$1bn Pirate Treasure Buried On Remote Island Guarded By Sharks
No, this isn't the beginning of a Pirates of the Caribbean film, although it does feature several buccaneers and no small amount of plundered booty.
The treasure is thought to have been buried on the remote island of Cocos by captain William Thompson after he was entrusted with moving it from the Peruvian capital of Lima because of fears of an uprising.
The hoard contains a large amount of silver coins, diamonds and a huge gold statue of the Virgin Mary.
It's worth a couple of quid, to say the least.
Thompson was reportedly supposed to take the treasure from Lima to Mexico in 1821 on his ship the Mary Dear, but they killed all of the soldiers and priests on board before transporting the precious cargo to the island where it was buried until the fuss had died down.
They never made it back, meaning that the treasure could still be buried somewhere on the island.
Eventually, Thompson and his crew were reprimanded for their actions. All but the captain and his first mate were killed.
Thompson and his mate were kept alive only on the premise that they'd bring the authorities back to the island and retrieve the treasure.
They did half of that. Once on the island they made a break for it and escaped into the thick jungle.
But, the island's pirate past doesn't end there.
In the early 19th century, Portuguese pirate Benito Bonito left a stash of gold, silver and gems on the island too.
It is thought that in today's money that would be worth $300m (£246m).
Bits of that particular treasure were discovered in May 1856 by a group of mercenaries who were trying to escape a battle in neighbouring Nicaragua.
They dug up a bronze chain and found a chest of doubloons in a cave.
Now, the island continues to entice treasure hunters and interested parties to it.
It is thought to have been the inspiration for Michael Crichton's Jurassic Park and Robert Louis Stevenson's Treasure Island.
Nowadays, however, treasure hunters can't stay on the island because it has been designated as a UNESCO World Heritage Site. That's because of the wildlife - including tigers and sharks.

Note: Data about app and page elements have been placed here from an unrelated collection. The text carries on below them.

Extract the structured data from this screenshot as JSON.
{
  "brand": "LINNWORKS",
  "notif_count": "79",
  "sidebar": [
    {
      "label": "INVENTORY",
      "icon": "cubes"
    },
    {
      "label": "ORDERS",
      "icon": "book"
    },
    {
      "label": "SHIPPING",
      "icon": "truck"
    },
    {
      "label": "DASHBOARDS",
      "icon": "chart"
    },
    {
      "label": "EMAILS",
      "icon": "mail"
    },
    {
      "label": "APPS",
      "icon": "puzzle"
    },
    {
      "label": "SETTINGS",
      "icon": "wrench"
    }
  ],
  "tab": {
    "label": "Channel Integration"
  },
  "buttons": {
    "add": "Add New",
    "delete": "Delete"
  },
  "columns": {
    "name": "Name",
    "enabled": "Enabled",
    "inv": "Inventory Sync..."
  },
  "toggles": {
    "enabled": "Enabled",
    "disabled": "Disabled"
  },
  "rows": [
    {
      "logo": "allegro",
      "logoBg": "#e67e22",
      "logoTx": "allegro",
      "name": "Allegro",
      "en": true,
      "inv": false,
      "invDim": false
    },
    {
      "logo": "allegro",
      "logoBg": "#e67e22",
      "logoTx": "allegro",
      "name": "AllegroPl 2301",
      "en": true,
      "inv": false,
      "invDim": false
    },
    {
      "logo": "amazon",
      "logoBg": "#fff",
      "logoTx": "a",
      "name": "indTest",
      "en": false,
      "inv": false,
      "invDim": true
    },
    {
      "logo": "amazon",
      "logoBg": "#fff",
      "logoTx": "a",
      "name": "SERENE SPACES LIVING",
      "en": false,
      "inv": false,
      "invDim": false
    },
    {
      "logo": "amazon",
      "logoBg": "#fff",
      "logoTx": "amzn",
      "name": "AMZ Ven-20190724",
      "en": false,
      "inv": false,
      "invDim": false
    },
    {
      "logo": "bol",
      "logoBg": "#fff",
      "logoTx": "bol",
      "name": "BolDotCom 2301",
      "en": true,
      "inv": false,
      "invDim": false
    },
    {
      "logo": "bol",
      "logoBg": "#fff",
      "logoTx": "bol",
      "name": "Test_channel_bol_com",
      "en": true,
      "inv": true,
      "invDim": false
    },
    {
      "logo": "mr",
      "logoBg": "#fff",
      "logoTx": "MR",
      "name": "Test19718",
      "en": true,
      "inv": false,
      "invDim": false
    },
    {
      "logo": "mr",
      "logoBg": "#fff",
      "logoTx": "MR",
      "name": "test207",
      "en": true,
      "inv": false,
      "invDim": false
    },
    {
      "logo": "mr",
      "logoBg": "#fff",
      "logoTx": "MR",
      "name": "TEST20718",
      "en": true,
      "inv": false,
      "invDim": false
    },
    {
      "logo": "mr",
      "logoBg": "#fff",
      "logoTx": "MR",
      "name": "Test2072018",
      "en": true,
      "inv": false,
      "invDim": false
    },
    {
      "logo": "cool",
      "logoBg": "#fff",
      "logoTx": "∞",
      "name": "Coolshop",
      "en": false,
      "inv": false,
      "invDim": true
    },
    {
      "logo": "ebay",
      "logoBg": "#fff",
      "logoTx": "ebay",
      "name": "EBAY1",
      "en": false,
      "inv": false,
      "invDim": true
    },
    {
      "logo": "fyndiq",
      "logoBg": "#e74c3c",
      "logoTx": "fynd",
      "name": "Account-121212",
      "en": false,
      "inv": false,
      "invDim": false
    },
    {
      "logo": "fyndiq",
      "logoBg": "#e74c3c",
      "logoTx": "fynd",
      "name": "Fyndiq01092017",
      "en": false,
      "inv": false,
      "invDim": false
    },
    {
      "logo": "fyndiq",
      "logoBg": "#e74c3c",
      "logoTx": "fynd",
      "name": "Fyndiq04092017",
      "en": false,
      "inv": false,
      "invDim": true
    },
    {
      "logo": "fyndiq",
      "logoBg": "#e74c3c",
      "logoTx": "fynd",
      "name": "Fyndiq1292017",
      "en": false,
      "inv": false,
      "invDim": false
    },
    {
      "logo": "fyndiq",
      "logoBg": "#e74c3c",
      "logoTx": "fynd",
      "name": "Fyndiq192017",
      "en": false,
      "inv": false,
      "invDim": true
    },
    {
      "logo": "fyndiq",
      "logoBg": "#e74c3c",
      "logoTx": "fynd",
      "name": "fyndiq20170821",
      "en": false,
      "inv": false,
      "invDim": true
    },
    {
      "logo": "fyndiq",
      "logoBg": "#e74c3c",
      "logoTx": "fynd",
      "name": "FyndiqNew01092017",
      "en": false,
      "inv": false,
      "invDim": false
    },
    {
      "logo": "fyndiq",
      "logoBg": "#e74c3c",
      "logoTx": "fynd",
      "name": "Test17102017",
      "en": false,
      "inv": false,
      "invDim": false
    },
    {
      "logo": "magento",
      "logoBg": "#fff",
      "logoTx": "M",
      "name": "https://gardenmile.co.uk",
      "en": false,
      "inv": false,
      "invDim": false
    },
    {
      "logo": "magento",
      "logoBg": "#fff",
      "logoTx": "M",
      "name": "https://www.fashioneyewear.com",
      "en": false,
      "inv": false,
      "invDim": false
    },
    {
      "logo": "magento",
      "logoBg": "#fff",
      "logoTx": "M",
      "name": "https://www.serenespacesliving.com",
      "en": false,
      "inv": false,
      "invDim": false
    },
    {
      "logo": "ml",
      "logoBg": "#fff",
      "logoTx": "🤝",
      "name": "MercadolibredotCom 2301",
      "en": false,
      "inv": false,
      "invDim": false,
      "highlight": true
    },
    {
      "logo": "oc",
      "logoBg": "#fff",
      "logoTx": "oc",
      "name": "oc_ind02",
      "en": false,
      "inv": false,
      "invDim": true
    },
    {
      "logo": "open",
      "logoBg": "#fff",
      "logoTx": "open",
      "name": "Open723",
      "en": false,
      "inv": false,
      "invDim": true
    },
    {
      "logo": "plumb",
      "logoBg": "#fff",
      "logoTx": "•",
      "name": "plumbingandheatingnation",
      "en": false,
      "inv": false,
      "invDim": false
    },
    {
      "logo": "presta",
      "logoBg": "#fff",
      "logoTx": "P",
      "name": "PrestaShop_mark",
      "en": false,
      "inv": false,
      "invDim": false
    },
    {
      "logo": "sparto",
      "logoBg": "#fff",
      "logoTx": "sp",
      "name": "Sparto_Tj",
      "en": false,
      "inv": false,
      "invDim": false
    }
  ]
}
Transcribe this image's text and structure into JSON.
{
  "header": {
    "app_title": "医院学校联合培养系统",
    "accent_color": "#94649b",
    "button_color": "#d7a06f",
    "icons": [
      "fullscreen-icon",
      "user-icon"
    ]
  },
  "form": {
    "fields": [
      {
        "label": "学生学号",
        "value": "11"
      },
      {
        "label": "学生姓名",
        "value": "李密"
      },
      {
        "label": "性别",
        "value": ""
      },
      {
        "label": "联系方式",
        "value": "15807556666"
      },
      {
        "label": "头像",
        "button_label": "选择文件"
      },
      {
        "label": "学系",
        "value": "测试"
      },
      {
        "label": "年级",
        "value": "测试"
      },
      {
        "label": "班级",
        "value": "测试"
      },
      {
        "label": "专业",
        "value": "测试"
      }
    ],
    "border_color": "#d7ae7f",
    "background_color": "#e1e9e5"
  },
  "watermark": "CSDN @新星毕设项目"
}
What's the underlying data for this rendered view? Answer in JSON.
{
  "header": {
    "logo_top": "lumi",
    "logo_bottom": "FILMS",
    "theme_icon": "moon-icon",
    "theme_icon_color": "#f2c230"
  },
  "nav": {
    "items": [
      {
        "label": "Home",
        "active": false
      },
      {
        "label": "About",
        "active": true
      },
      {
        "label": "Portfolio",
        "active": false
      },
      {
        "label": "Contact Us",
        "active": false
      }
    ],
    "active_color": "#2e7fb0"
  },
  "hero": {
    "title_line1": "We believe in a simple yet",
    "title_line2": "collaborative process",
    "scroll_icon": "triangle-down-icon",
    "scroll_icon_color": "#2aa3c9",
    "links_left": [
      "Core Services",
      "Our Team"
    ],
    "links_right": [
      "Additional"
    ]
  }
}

It's not even clear whether the treasure is still there.
Carved into a tree on the island is a message from the past. It simply reads: "The bird has flown".
Featured Image Credit: PA